|2||2||Kerry to go to Paris in gesture of sympathy||REAL|
|3||3||Bernie supporters on Twitter erupt in anger ag...||FAKE|
|4||4||The Battle of New York: Why This Primary Matters||REAL|
headlines['num_propn'] = headlines['title'].apply(proper_nouns) headlines['num_noun'] = headlines['title'].apply(nouns) # Compute mean of proper nouns real_propn = headlines[headlines['label'] == 'REAL']['num_propn'].mean() fake_propn = headlines[headlines['label'] == 'FAKE']['num_propn'].mean() # Compute mean of other nouns real_noun = headlines[headlines['label'] == 'REAL']['num_noun'].mean() fake_noun = headlines[headlines['label'] == 'FAKE']['num_noun'].mean() # Print results print("Mean no. of proper nouns in real and fake headlines are %.2f and %.2f respectively" % (real_propn, fake_propn)) print("Mean no. of other nouns in real and fake headlines are %.2f and %.2f respectively" % (real_noun, fake_noun))
Mean no. of proper nouns in real and fake headlines are 2.42 and 4.58 respectively Mean no. of other nouns in real and fake headlines are 2.30 and 1.67 respectively
You now know to construct features using POS tags information. Notice how the mean number of proper nouns is considerably higher for fake news than it is for real news. The opposite seems to be true in the case of other nouns. This fact can be put to great use in desgning fake news detectors.
text = 'Sundar Pichai is the CEO of Google. Its headquarter is in Mountain View.' doc = nlp(text) # Print all named entities and their labels for ent in doc.ents: print(ent.text, ent.label_)
Sundar Pichai PERSON Google ORG Mountain View GPE
Identifying people mentioned in a news article
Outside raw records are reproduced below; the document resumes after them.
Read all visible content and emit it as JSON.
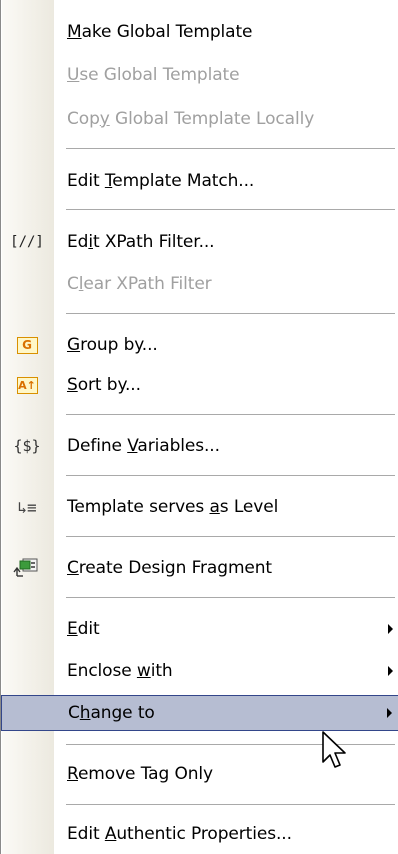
{
  "menu": {
    "items": [
      {
        "id": "make-global-template",
        "pre": "",
        "key": "M",
        "post": "ake Global Template",
        "disabled": false,
        "icon": ""
      },
      {
        "id": "use-global-template",
        "pre": "",
        "key": "U",
        "post": "se Global Template",
        "disabled": true,
        "icon": ""
      },
      {
        "id": "copy-global-template-locally",
        "pre": "Cop",
        "key": "y",
        "post": " Global Template Locally",
        "disabled": true,
        "icon": ""
      },
      {
        "id": "edit-template-match",
        "pre": "Edit ",
        "key": "T",
        "post": "emplate Match...",
        "disabled": false,
        "icon": ""
      },
      {
        "id": "edit-xpath-filter",
        "pre": "Ed",
        "key": "i",
        "post": "t XPath Filter...",
        "disabled": false,
        "icon": "xpath-filter-icon",
        "icon_text": "[//]"
      },
      {
        "id": "clear-xpath-filter",
        "pre": "C",
        "key": "l",
        "post": "ear XPath Filter",
        "disabled": true,
        "icon": ""
      },
      {
        "id": "group-by",
        "pre": "",
        "key": "G",
        "post": "roup by...",
        "disabled": false,
        "icon": "group-icon",
        "icon_text": "G"
      },
      {
        "id": "sort-by",
        "pre": "",
        "key": "S",
        "post": "ort by...",
        "disabled": false,
        "icon": "sort-icon",
        "icon_text": "A↑"
      },
      {
        "id": "define-variables",
        "pre": "Define ",
        "key": "V",
        "post": "ariables...",
        "disabled": false,
        "icon": "variables-icon",
        "icon_text": "{$}"
      },
      {
        "id": "template-serves-as-level",
        "pre": "Template serves ",
        "key": "a",
        "post": "s Level",
        "disabled": false,
        "icon": "level-icon",
        "icon_text": "↳≡"
      },
      {
        "id": "create-design-fragment",
        "pre": "",
        "key": "C",
        "post": "reate Design Fragment",
        "disabled": false,
        "icon": "design-fragment-icon"
      },
      {
        "id": "edit",
        "pre": "",
        "key": "E",
        "post": "dit",
        "disabled": false,
        "icon": "",
        "submenu": true
      },
      {
        "id": "enclose-with",
        "pre": "Enclose ",
        "key": "w",
        "post": "ith",
        "disabled": false,
        "icon": "",
        "submenu": true
      },
      {
        "id": "change-to",
        "pre": "C",
        "key": "h",
        "post": "ange to",
        "disabled": false,
        "icon": "",
        "submenu": true,
        "highlighted": true
      },
      {
        "id": "remove-tag-only",
        "pre": "",
        "key": "R",
        "post": "emove Tag Only",
        "disabled": false,
        "icon": ""
      },
      {
        "id": "edit-authentic-properties",
        "pre": "Edit ",
        "key": "A",
        "post": "uthentic Properties...",
        "disabled": false,
        "icon": ""
      }
    ]
  },
  "colors": {
    "highlight_bg": "#b6bdd2",
    "highlight_border": "#33468a",
    "disabled_text": "#a0a0a0",
    "icon_orange": "#d97000"
  }
}
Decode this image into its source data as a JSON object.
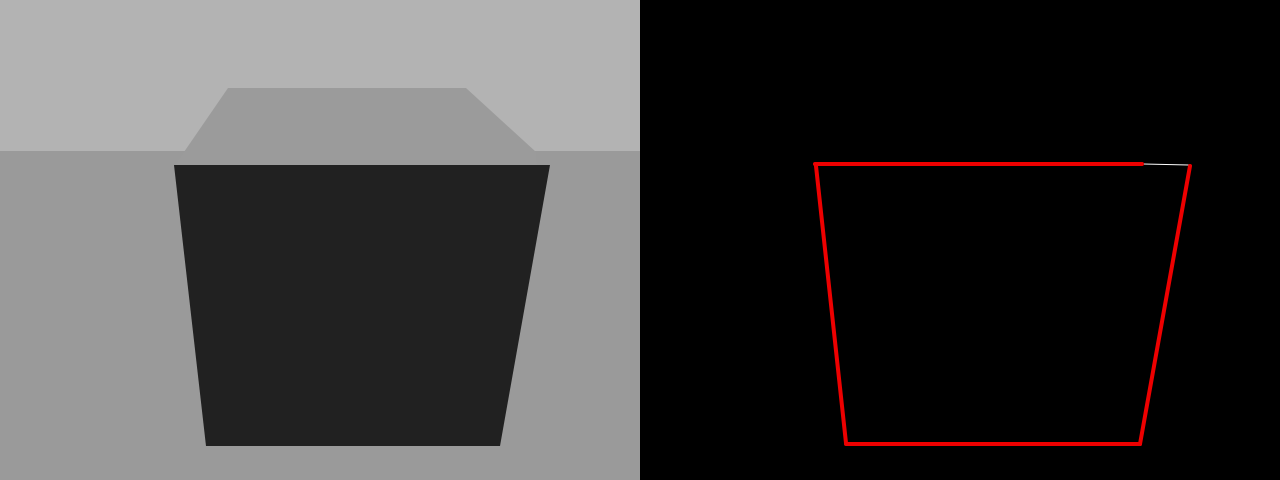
{
  "scene": {
    "colors": {
      "sky": "#b3b3b3",
      "ground": "#9a9a9a",
      "cube_top": "#9b9b9b",
      "cube_front": "#212121",
      "overlay_background": "#000000",
      "edge_highlight": "#ee0000",
      "edge_thin": "#ffffff"
    }
  }
}
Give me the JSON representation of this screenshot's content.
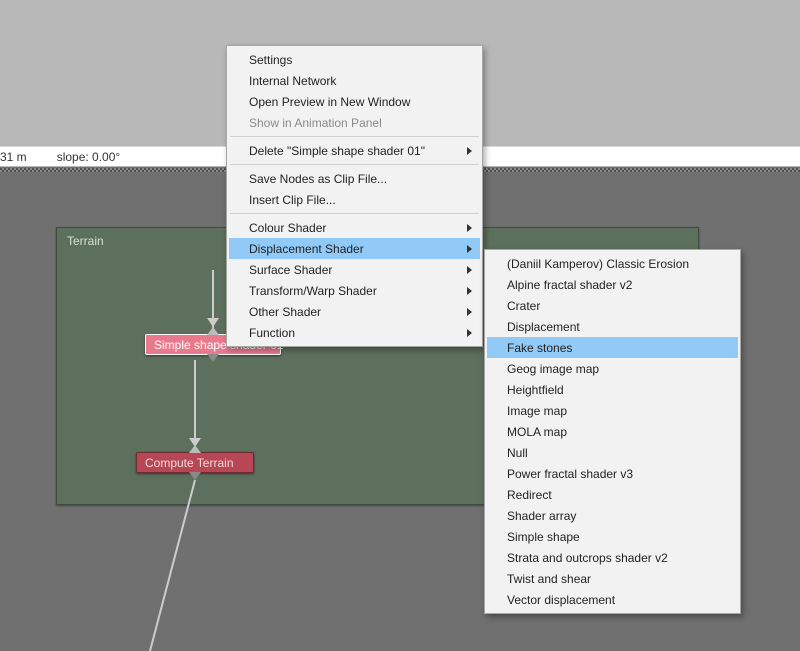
{
  "status": {
    "item1": "31 m",
    "item2": "slope: 0.00°"
  },
  "terrain": {
    "title": "Terrain",
    "node1": "Simple shape shader 01",
    "node2": "Compute Terrain"
  },
  "menu1": {
    "settings": "Settings",
    "internal_network": "Internal Network",
    "open_preview": "Open Preview in New Window",
    "show_anim": "Show in Animation Panel",
    "delete": "Delete \"Simple shape shader 01\"",
    "save_clip": "Save Nodes as Clip File...",
    "insert_clip": "Insert Clip File...",
    "colour_shader": "Colour Shader",
    "displacement_shader": "Displacement Shader",
    "surface_shader": "Surface Shader",
    "transform_warp": "Transform/Warp Shader",
    "other_shader": "Other Shader",
    "function": "Function"
  },
  "menu2": {
    "classic_erosion": "(Daniil Kamperov) Classic Erosion",
    "alpine": "Alpine fractal shader v2",
    "crater": "Crater",
    "displacement": "Displacement",
    "fake_stones": "Fake stones",
    "geog": "Geog image map",
    "heightfield": "Heightfield",
    "image_map": "Image map",
    "mola": "MOLA map",
    "null": "Null",
    "power_fractal": "Power fractal shader v3",
    "redirect": "Redirect",
    "shader_array": "Shader array",
    "simple_shape": "Simple shape",
    "strata": "Strata and outcrops shader v2",
    "twist": "Twist and shear",
    "vector_disp": "Vector displacement"
  }
}
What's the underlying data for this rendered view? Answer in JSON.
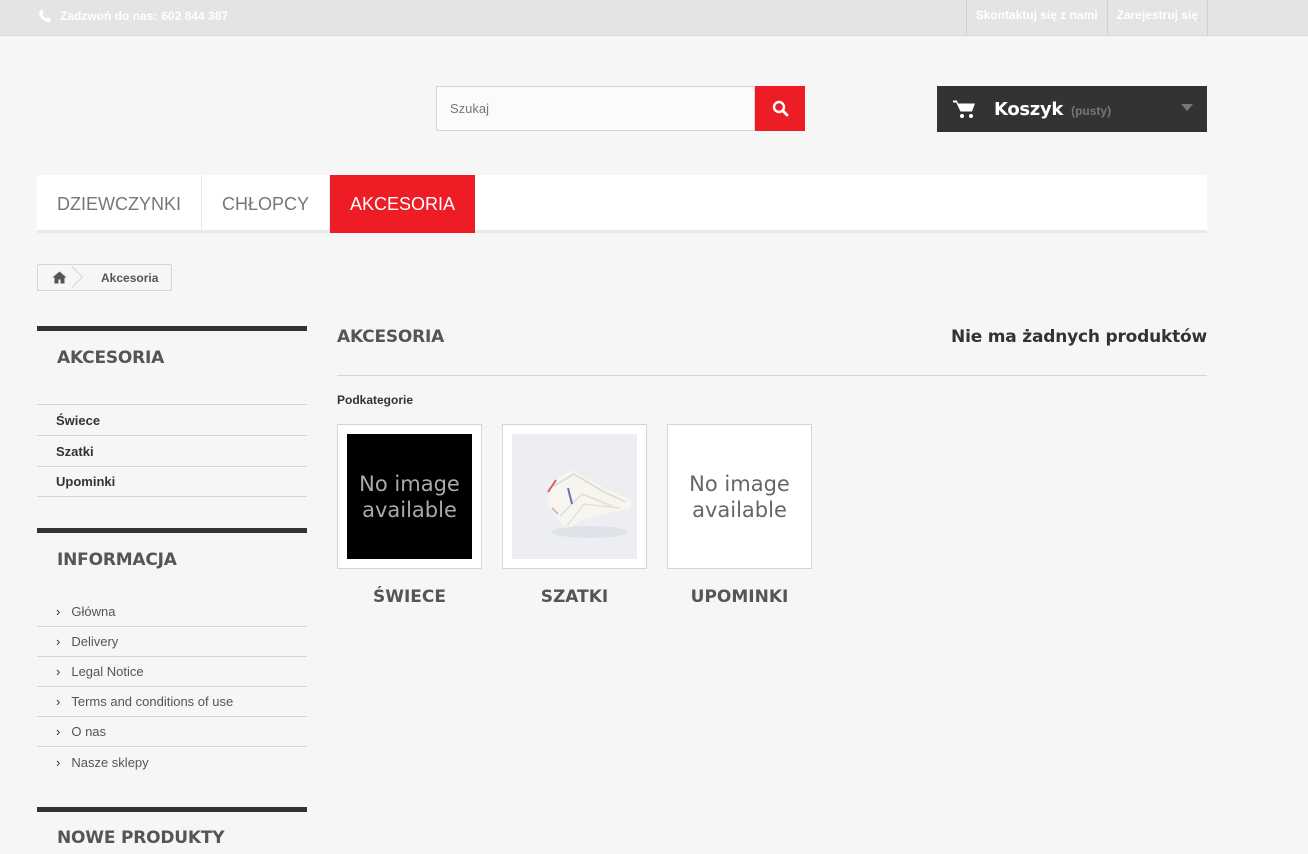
{
  "topbar": {
    "phone_label": "Zadzwoń do nas:",
    "phone_number": "602 844 387",
    "links": [
      "Skontaktuj się z nami",
      "Zarejestruj się"
    ]
  },
  "search": {
    "placeholder": "Szukaj"
  },
  "cart": {
    "title": "Koszyk",
    "state": "(pusty)"
  },
  "menu": {
    "items": [
      "DZIEWCZYNKI",
      "CHŁOPCY",
      "AKCESORIA"
    ],
    "active": "AKCESORIA"
  },
  "breadcrumb": {
    "current": "Akcesoria"
  },
  "sidebar": {
    "categories_title": "AKCESORIA",
    "categories": [
      "Świece",
      "Szatki",
      "Upominki"
    ],
    "info_title": "INFORMACJA",
    "info_links": [
      "Główna",
      "Delivery",
      "Legal Notice",
      "Terms and conditions of use",
      "O nas",
      "Nasze sklepy"
    ],
    "new_title": "NOWE PRODUKTY"
  },
  "content": {
    "title": "AKCESORIA",
    "count_text": "Nie ma żadnych produktów",
    "subcategories_heading": "Podkategorie",
    "subcategories": [
      {
        "name": "ŚWIECE",
        "image_text": "No image available",
        "image_style": "black"
      },
      {
        "name": "SZATKI",
        "image_text": "",
        "image_style": "photo"
      },
      {
        "name": "UPOMINKI",
        "image_text": "No image available",
        "image_style": "white"
      }
    ]
  },
  "colors": {
    "accent": "#ee1c25",
    "dark": "#333333",
    "background": "#f6f6f6"
  }
}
In this exercise, you have been given an excerpt from a news article published in TechCrunch. Your task is to write a function
find_people that identifies the names of people that have been mentioned in a particular piece of text. You will then use
find_people to identify the people of interest in the article.
with open('./dataset/tc.txt', 'r') as file: tc = file.read()
def find_persons(text): # Create Doc object doc = nlp(text) # Indentify the persons persons = [ent.text for ent in doc.ents if ent.label_ == 'PERSON'] # Return persons return persons print(find_persons(tc))
['Sheryl Sandberg', 'Mark Zuckerberg']
The article was related to Facebook and our function correctly identified both the people mentioned. You can now see how NER could be used in a variety of applications. Publishers may use a technique like this to classify news articles by the people mentioned in them. A question answering system could also use something like this to answer questions such as 'Who are the people mentioned in this passage?'.